What you need to do >>
Every line in the data below has to be repeated exactly; no picture belongs in the result.

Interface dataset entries
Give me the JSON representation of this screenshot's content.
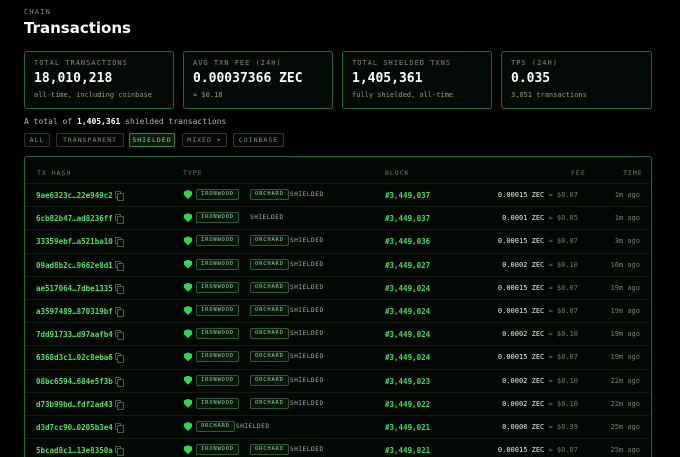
{
  "header": {
    "eyebrow": "CHAIN",
    "title": "Transactions"
  },
  "stats": [
    {
      "label": "TOTAL TRANSACTIONS",
      "value": "18,010,218",
      "sub": "all-time, including coinbase"
    },
    {
      "label": "AVG TXN FEE (24H)",
      "value": "0.00037366 ZEC",
      "sub": "≈ $0.18"
    },
    {
      "label": "TOTAL SHIELDED TXNS",
      "value": "1,405,361",
      "sub": "fully shielded, all-time"
    },
    {
      "label": "TPS (24H)",
      "value": "0.035",
      "sub": "3,051 transactions"
    }
  ],
  "summary": {
    "prefix": "A total of",
    "count": "1,405,361",
    "suffix": "shielded transactions"
  },
  "filters": [
    {
      "label": "ALL",
      "active": false
    },
    {
      "label": "TRANSPARENT",
      "active": false
    },
    {
      "label": "SHIELDED",
      "active": true
    },
    {
      "label": "MIXED ▾",
      "active": false
    },
    {
      "label": "COINBASE",
      "active": false
    }
  ],
  "table": {
    "columns": {
      "hash": "TX HASH",
      "type": "TYPE",
      "block": "BLOCK",
      "fee": "FEE",
      "time": "TIME"
    },
    "rows": [
      {
        "hash": "9ae6323c…22e949c2",
        "pools": [
          "IRONWOOD",
          "ORCHARD"
        ],
        "kind": "SHIELDED",
        "block": "#3,449,037",
        "fee": "0.00015 ZEC",
        "usd": "≈ $0.07",
        "time": "1m ago"
      },
      {
        "hash": "6cb82b47…ad8236ff",
        "pools": [
          "IRONWOOD"
        ],
        "kind": "SHIELDED",
        "block": "#3,449,037",
        "fee": "0.0001 ZEC",
        "usd": "≈ $0.05",
        "time": "1m ago"
      },
      {
        "hash": "33359ebf…a521ba10",
        "pools": [
          "IRONWOOD",
          "ORCHARD"
        ],
        "kind": "SHIELDED",
        "block": "#3,449,036",
        "fee": "0.00015 ZEC",
        "usd": "≈ $0.07",
        "time": "3m ago"
      },
      {
        "hash": "09ad8b2c…9662e8d1",
        "pools": [
          "IRONWOOD",
          "ORCHARD"
        ],
        "kind": "SHIELDED",
        "block": "#3,449,027",
        "fee": "0.0002 ZEC",
        "usd": "≈ $0.10",
        "time": "16m ago"
      },
      {
        "hash": "ae517064…7dbe1335",
        "pools": [
          "IRONWOOD",
          "ORCHARD"
        ],
        "kind": "SHIELDED",
        "block": "#3,449,024",
        "fee": "0.00015 ZEC",
        "usd": "≈ $0.07",
        "time": "19m ago"
      },
      {
        "hash": "a3597489…870319bf",
        "pools": [
          "IRONWOOD",
          "ORCHARD"
        ],
        "kind": "SHIELDED",
        "block": "#3,449,024",
        "fee": "0.00015 ZEC",
        "usd": "≈ $0.07",
        "time": "19m ago"
      },
      {
        "hash": "7dd91733…d97aafb4",
        "pools": [
          "IRONWOOD",
          "ORCHARD"
        ],
        "kind": "SHIELDED",
        "block": "#3,449,024",
        "fee": "0.0002 ZEC",
        "usd": "≈ $0.10",
        "time": "19m ago"
      },
      {
        "hash": "6368d3c1…02c8eba6",
        "pools": [
          "IRONWOOD",
          "ORCHARD"
        ],
        "kind": "SHIELDED",
        "block": "#3,449,024",
        "fee": "0.00015 ZEC",
        "usd": "≈ $0.07",
        "time": "19m ago"
      },
      {
        "hash": "08bc6594…684e5f3b",
        "pools": [
          "IRONWOOD",
          "ORCHARD"
        ],
        "kind": "SHIELDED",
        "block": "#3,449,023",
        "fee": "0.0002 ZEC",
        "usd": "≈ $0.10",
        "time": "22m ago"
      },
      {
        "hash": "d73b99bd…fdf2ad43",
        "pools": [
          "IRONWOOD",
          "ORCHARD"
        ],
        "kind": "SHIELDED",
        "block": "#3,449,022",
        "fee": "0.0002 ZEC",
        "usd": "≈ $0.10",
        "time": "22m ago"
      },
      {
        "hash": "d3d7cc90…0205b3e4",
        "pools": [
          "ORCHARD"
        ],
        "kind": "SHIELDED",
        "block": "#3,449,021",
        "fee": "0.0008 ZEC",
        "usd": "≈ $0.39",
        "time": "25m ago"
      },
      {
        "hash": "5bcad8c1…13e8350a",
        "pools": [
          "IRONWOOD",
          "ORCHARD"
        ],
        "kind": "SHIELDED",
        "block": "#3,449,021",
        "fee": "0.00015 ZEC",
        "usd": "≈ $0.07",
        "time": "25m ago"
      }
    ]
  },
  "colors": {
    "accent": "#2bd94a",
    "border": "#1f6a2c",
    "background": "#000000"
  },
  "icons": {
    "copy": "copy-icon",
    "type": "shield-icon"
  }
}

Finished task >>
Give me the JSON representation of this screenshot's content.
{
  "header": {
    "eyebrow": "CHAIN",
    "title": "Transactions"
  },
  "stats": [
    {
      "label": "TOTAL TRANSACTIONS",
      "value": "18,010,218",
      "sub": "all-time, including coinbase"
    },
    {
      "label": "AVG TXN FEE (24H)",
      "value": "0.00037366 ZEC",
      "sub": "≈ $0.18"
    },
    {
      "label": "TOTAL SHIELDED TXNS",
      "value": "1,405,361",
      "sub": "fully shielded, all-time"
    },
    {
      "label": "TPS (24H)",
      "value": "0.035",
      "sub": "3,051 transactions"
    }
  ],
  "summary": {
    "prefix": "A total of",
    "count": "1,405,361",
    "suffix": "shielded transactions"
  },
  "filters": [
    {
      "label": "ALL",
      "active": false
    },
    {
      "label": "TRANSPARENT",
      "active": false
    },
    {
      "label": "SHIELDED",
      "active": true
    },
    {
      "label": "MIXED ▾",
      "active": false
    },
    {
      "label": "COINBASE",
      "active": false
    }
  ],
  "table": {
    "columns": {
      "hash": "TX HASH",
      "type": "TYPE",
      "block": "BLOCK",
      "fee": "FEE",
      "time": "TIME"
    },
    "rows": [
      {
        "hash": "9ae6323c…22e949c2",
        "pools": [
          "IRONWOOD",
          "ORCHARD"
        ],
        "kind": "SHIELDED",
        "block": "#3,449,037",
        "fee": "0.00015 ZEC",
        "usd": "≈ $0.07",
        "time": "1m ago"
      },
      {
        "hash": "6cb82b47…ad8236ff",
        "pools": [
          "IRONWOOD"
        ],
        "kind": "SHIELDED",
        "block": "#3,449,037",
        "fee": "0.0001 ZEC",
        "usd": "≈ $0.05",
        "time": "1m ago"
      },
      {
        "hash": "33359ebf…a521ba10",
        "pools": [
          "IRONWOOD",
          "ORCHARD"
        ],
        "kind": "SHIELDED",
        "block": "#3,449,036",
        "fee": "0.00015 ZEC",
        "usd": "≈ $0.07",
        "time": "3m ago"
      },
      {
        "hash": "09ad8b2c…9662e8d1",
        "pools": [
          "IRONWOOD",
          "ORCHARD"
        ],
        "kind": "SHIELDED",
        "block": "#3,449,027",
        "fee": "0.0002 ZEC",
        "usd": "≈ $0.10",
        "time": "16m ago"
      },
      {
        "hash": "ae517064…7dbe1335",
        "pools": [
          "IRONWOOD",
          "ORCHARD"
        ],
        "kind": "SHIELDED",
        "block": "#3,449,024",
        "fee": "0.00015 ZEC",
        "usd": "≈ $0.07",
        "time": "19m ago"
      },
      {
        "hash": "a3597489…870319bf",
        "pools": [
          "IRONWOOD",
          "ORCHARD"
        ],
        "kind": "SHIELDED",
        "block": "#3,449,024",
        "fee": "0.00015 ZEC",
        "usd": "≈ $0.07",
        "time": "19m ago"
      },
      {
        "hash": "7dd91733…d97aafb4",
        "pools": [
          "IRONWOOD",
          "ORCHARD"
        ],
        "kind": "SHIELDED",
        "block": "#3,449,024",
        "fee": "0.0002 ZEC",
        "usd": "≈ $0.10",
        "time": "19m ago"
      },
      {
        "hash": "6368d3c1…02c8eba6",
        "pools": [
          "IRONWOOD",
          "ORCHARD"
        ],
        "kind": "SHIELDED",
        "block": "#3,449,024",
        "fee": "0.00015 ZEC",
        "usd": "≈ $0.07",
        "time": "19m ago"
      },
      {
        "hash": "08bc6594…684e5f3b",
        "pools": [
          "IRONWOOD",
          "ORCHARD"
        ],
        "kind": "SHIELDED",
        "block": "#3,449,023",
        "fee": "0.0002 ZEC",
        "usd": "≈ $0.10",
        "time": "22m ago"
      },
      {
        "hash": "d73b99bd…fdf2ad43",
        "pools": [
          "IRONWOOD",
          "ORCHARD"
        ],
        "kind": "SHIELDED",
        "block": "#3,449,022",
        "fee": "0.0002 ZEC",
        "usd": "≈ $0.10",
        "time": "22m ago"
      },
      {
        "hash": "d3d7cc90…0205b3e4",
        "pools": [
          "ORCHARD"
        ],
        "kind": "SHIELDED",
        "block": "#3,449,021",
        "fee": "0.0008 ZEC",
        "usd": "≈ $0.39",
        "time": "25m ago"
      },
      {
        "hash": "5bcad8c1…13e8350a",
        "pools": [
          "IRONWOOD",
          "ORCHARD"
        ],
        "kind": "SHIELDED",
        "block": "#3,449,021",
        "fee": "0.00015 ZEC",
        "usd": "≈ $0.07",
        "time": "25m ago"
      }
    ]
  },
  "colors": {
    "accent": "#2bd94a",
    "border": "#1f6a2c",
    "background": "#000000"
  },
  "icons": {
    "copy": "copy-icon",
    "type": "shield-icon"
  }
}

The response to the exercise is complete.